It was three years later that Horatio Spafford wrote that great hymn.  The initial reference  to "sorrows like sea billows" takes on a whole new meaning when we are aware of the story behind them; but the basic message is that in whatever circumstances we may find ourselves, the same God who sustained Horatio Spafford and his wife is ready, willing, and able to sustain us as well.

However, it's the third and last verses that touch my heart most.  v.3 reads: "My sin - Oh the bliss of this glorious thought!  My sin, not in part, but the whole is nailed to His cross, and I bear it no more.  Praise the Lord, praise the Lord, O my soul"  Jesus didn't just take my worst sins; or the sins that I was unaware I'd committed; or a certain percentage of my sins.  He took them all - even those that, in this time-space dimension in which I am living out my mortal life, I have yet to commit!  Because of Him, I am free!

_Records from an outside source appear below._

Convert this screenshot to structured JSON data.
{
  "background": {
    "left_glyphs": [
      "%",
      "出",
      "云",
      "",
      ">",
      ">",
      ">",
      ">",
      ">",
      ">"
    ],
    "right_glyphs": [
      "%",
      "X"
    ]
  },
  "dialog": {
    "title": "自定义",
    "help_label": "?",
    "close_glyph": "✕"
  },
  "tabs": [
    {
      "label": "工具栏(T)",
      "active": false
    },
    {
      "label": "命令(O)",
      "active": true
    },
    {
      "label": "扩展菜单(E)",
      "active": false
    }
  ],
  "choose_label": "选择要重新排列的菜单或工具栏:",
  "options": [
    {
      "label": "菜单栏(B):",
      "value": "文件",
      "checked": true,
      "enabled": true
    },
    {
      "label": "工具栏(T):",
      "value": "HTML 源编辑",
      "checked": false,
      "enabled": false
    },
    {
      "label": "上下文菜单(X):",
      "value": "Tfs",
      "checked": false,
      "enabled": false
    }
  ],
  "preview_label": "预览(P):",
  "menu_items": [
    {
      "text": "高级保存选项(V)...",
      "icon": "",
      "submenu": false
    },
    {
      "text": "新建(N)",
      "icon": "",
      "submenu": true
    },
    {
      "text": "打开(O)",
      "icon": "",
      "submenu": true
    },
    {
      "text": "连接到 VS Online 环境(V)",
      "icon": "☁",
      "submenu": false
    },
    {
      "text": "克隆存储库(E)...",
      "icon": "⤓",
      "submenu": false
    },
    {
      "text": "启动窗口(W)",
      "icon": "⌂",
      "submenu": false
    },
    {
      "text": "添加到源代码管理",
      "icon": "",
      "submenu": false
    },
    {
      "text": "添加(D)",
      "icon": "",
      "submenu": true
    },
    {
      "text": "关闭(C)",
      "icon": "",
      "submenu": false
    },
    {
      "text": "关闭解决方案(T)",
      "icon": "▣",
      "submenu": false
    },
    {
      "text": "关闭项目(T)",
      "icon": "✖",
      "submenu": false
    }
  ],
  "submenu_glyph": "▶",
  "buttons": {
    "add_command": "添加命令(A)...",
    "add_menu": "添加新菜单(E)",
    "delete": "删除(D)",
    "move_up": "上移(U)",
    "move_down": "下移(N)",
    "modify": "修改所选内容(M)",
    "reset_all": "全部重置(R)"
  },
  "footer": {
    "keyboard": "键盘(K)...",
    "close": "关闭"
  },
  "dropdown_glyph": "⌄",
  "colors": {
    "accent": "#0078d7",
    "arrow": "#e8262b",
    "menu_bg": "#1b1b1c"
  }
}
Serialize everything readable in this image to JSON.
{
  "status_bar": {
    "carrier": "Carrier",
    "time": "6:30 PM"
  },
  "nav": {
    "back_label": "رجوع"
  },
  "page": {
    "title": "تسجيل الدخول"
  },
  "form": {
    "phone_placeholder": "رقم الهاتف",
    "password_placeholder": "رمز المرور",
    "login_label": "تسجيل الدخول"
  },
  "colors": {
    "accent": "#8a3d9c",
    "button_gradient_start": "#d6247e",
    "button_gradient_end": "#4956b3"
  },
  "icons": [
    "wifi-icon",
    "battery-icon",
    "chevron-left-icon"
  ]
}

The last verse reads: "But Lord, it's for You - for Your coming we wait.  The sky, not the grave, is our goal.  O trump of the angel, O voice of the Lord!  Blessed hope; blessed rest of my soul."  That's why the true disciple of Jesus does not fear death.  We know that we will immediately pass through the fine barrier that separates time from eternity - and that we will be "forever with the Lord" (I Thess.4:17).

I trust that each and all who read this post have that same assurance, and can sing "It is well, it is well with my soul."

1 comment:

Anonymous said...

Brian,

I have this as the ring tone on my phone.

Bert